Stillness is indeed incredibly difficult. Stillness being the absence of the chaotic motions and thoughts, is difficult in a universe whose physical attributes can be described in terms of the motion of matter and the transfer of energy. Silence, lack of distractions is needed and concentrated effort to push away and ignore distractions. The best time is when there are fewer people. That is why I love mornings. Few distractions, stillness and silence are assured. I get to reflect in the mornings. Plus you get to see the spectacular sights of light interacting with shadow as the sun comes up.
We live in a busy, bustling and noisy world. Ever since the industrial revolution and the explosion of commerce and industry, we have learned to make more and more noise. To the point, we get uncomfortable as my friend Marika pointed out. We get so used to the background chatter and noise, that when it disappears we feel lost. But should we?

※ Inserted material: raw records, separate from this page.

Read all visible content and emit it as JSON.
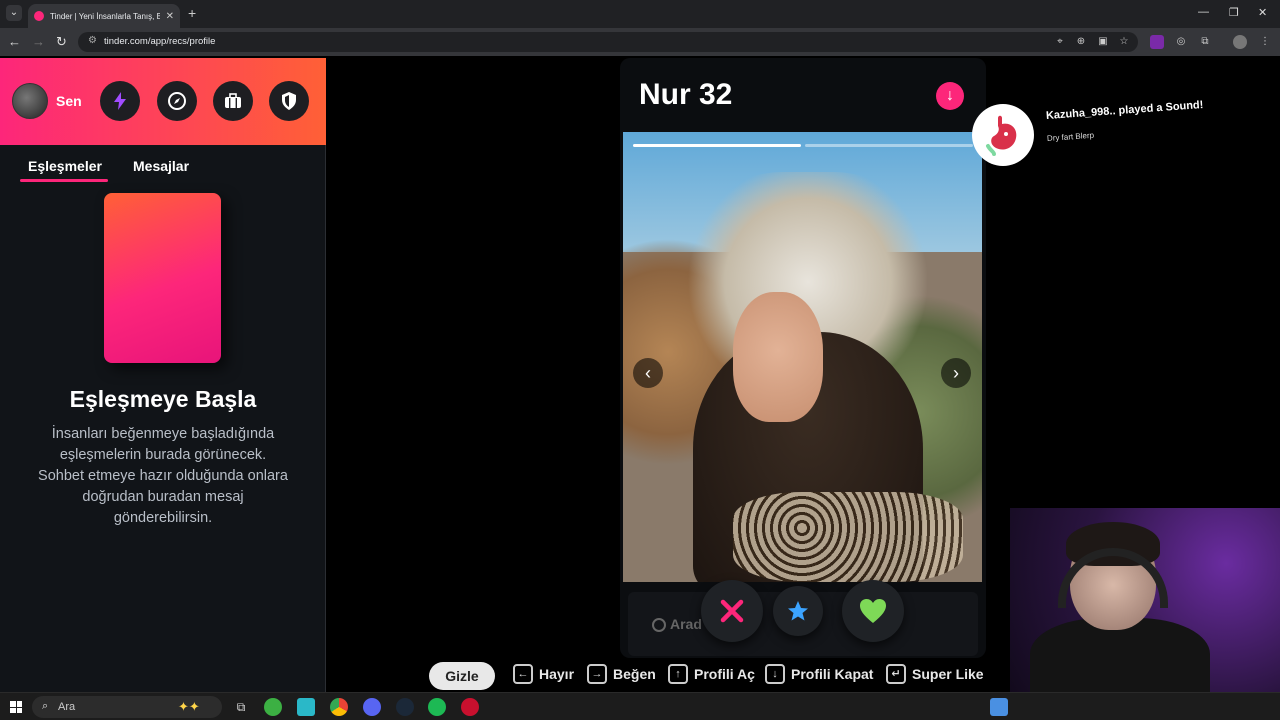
{
  "browser": {
    "tab_title": "Tinder | Yeni İnsanlarla Tanış, Bu",
    "url": "tinder.com/app/recs/profile"
  },
  "sidebar": {
    "user_label": "Sen",
    "tabs": [
      {
        "label": "Eşleşmeler",
        "active": true
      },
      {
        "label": "Mesajlar",
        "active": false
      }
    ],
    "empty_title": "Eşleşmeye Başla",
    "empty_description": "İnsanları beğenmeye başladığında eşleşmelerin burada görünecek. Sohbet etmeye hazır olduğunda onlara doğrudan buradan mesaj gönderebilirsin."
  },
  "profile": {
    "name_age": "Nur 32",
    "search_placeholder": "Arad",
    "photo_count": 2,
    "current_photo": 1
  },
  "notification": {
    "title": "Kazuha_998.. played a Sound!",
    "subtitle": "Dry fart Blerp"
  },
  "shortcuts": {
    "hide_label": "Gizle",
    "items": [
      {
        "key": "←",
        "label": "Hayır"
      },
      {
        "key": "→",
        "label": "Beğen"
      },
      {
        "key": "↑",
        "label": "Profili Aç"
      },
      {
        "key": "↓",
        "label": "Profili Kapat"
      },
      {
        "key": "↵",
        "label": "Super Like"
      }
    ]
  },
  "taskbar": {
    "search_label": "Ara"
  },
  "colors": {
    "brand_pink": "#fd267a",
    "brand_orange": "#ff6036",
    "like_green": "#7ed957",
    "superlike_blue": "#3ca4ff"
  }
}
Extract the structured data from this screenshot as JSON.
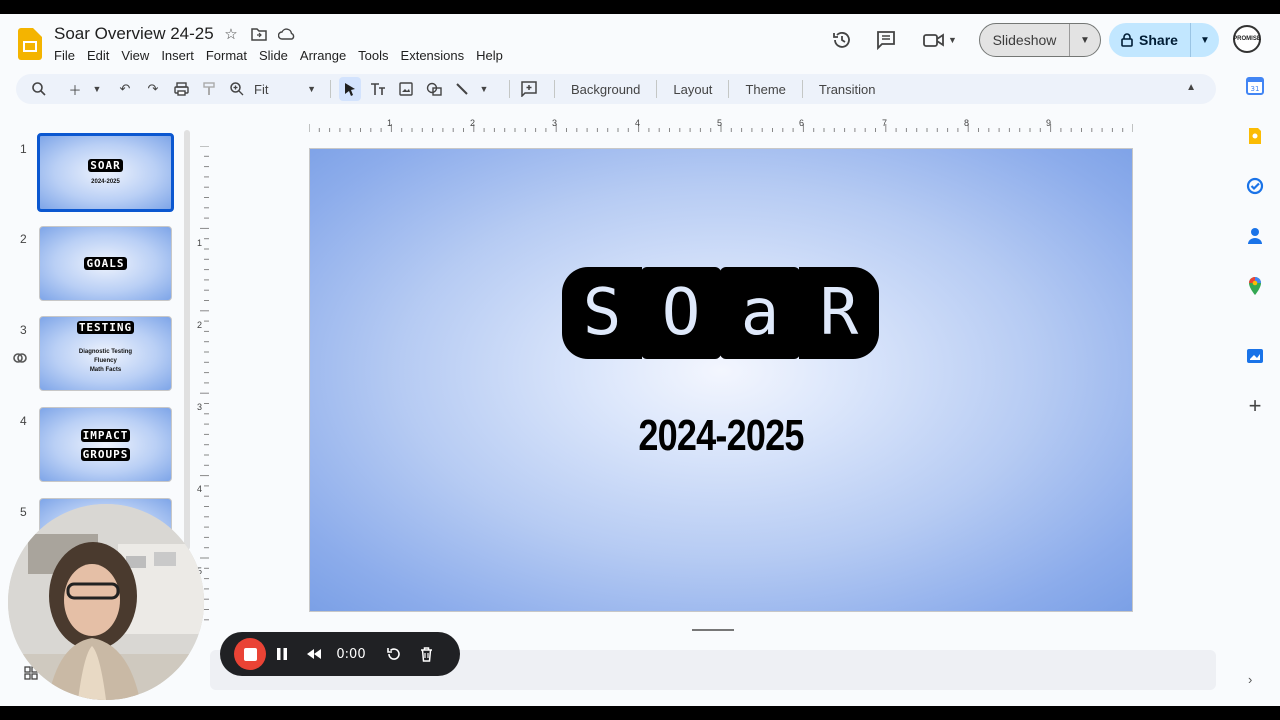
{
  "app": {
    "title": "Soar Overview 24-25",
    "menu": [
      "File",
      "Edit",
      "View",
      "Insert",
      "Format",
      "Slide",
      "Arrange",
      "Tools",
      "Extensions",
      "Help"
    ]
  },
  "header": {
    "slideshow_label": "Slideshow",
    "share_label": "Share",
    "avatar_text": "PROMISE"
  },
  "toolbar": {
    "zoom_value": "Fit",
    "background_label": "Background",
    "layout_label": "Layout",
    "theme_label": "Theme",
    "transition_label": "Transition"
  },
  "filmstrip": {
    "slides": [
      {
        "num": "1",
        "title": "SOAR",
        "sub": "2024-2025"
      },
      {
        "num": "2",
        "title": "GOALS",
        "sub": ""
      },
      {
        "num": "3",
        "title": "TESTING",
        "sub": "Diagnostic Testing\nFluency\nMath Facts"
      },
      {
        "num": "4",
        "title": "IMPACT",
        "title2": "GROUPS",
        "sub": ""
      },
      {
        "num": "5",
        "title": "",
        "sub": ""
      }
    ]
  },
  "rulers": {
    "horizontal": [
      "1",
      "2",
      "3",
      "4",
      "5",
      "6",
      "7",
      "8",
      "9"
    ],
    "vertical": [
      "1",
      "2",
      "3",
      "4",
      "5"
    ]
  },
  "slide": {
    "title_letters": [
      "S",
      "O",
      "a",
      "R"
    ],
    "subtitle": "2024-2025"
  },
  "recorder": {
    "time": "0:00"
  },
  "colors": {
    "accent": "#0b57d0",
    "share_bg": "#c2e7ff",
    "record_red": "#ea4335"
  }
}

Silence when not permanent, is as need as the darkness at night. At night we need to relax. We need the lack of visual stimuli (in the form of the lack of light) to properly function. Our eyes relax, recalibrate themselves. Our brains go into organization mode and sort out the events of our day. Silence lets us to look into ourselves and shut away the noise in our life. Should one fear silence like one fears the absence of light, when all you need to do is speak or flick a switch to bring back sound or light? Silence can be oppressive and harsh. Sitting in a room with a stranger can be hard. Your mind tries to figure the stranger’s thoughts and intentions. Sitting in a room with a friend, who you deeply trust is different. In this case, you share a delicate, intimate and vulnerable moment of introspection where you both trust each other enough to let your guard down.
Learning to accept and embrace silence is difficult. I learned to start to accept silence two years ago I went on a Taize retreat in Montreal. I remember sitting on the floor of an ancient-looking church. All around me hundreds of other people sat around me. Between each hymn we sung, we sat in silence. People, strangers from different Christian denominations all sitting in silence in a church. At first the moments of silence felt oppressive, alien, cold and unwelcoming. But after each hymn belted out at the top of our lungs, the silence become welcome. Silence became a time of peace, relaxation and reflection upon the reason on why we had all gathered here. We came together to be friends and neighbours. And to come a step closer to be closer to God. Ever since I tried to set aside a time for silence, for prayer and for reflection. It is still something I struggle and wrestle with.
Today, I’ll be going to a Latin Tridentine mass held at the Newman Centre at Uof T. From what I’ve been told the experience of attending such a mass is very uplifting. One reasons why are the moments of total silence and solemnity in it.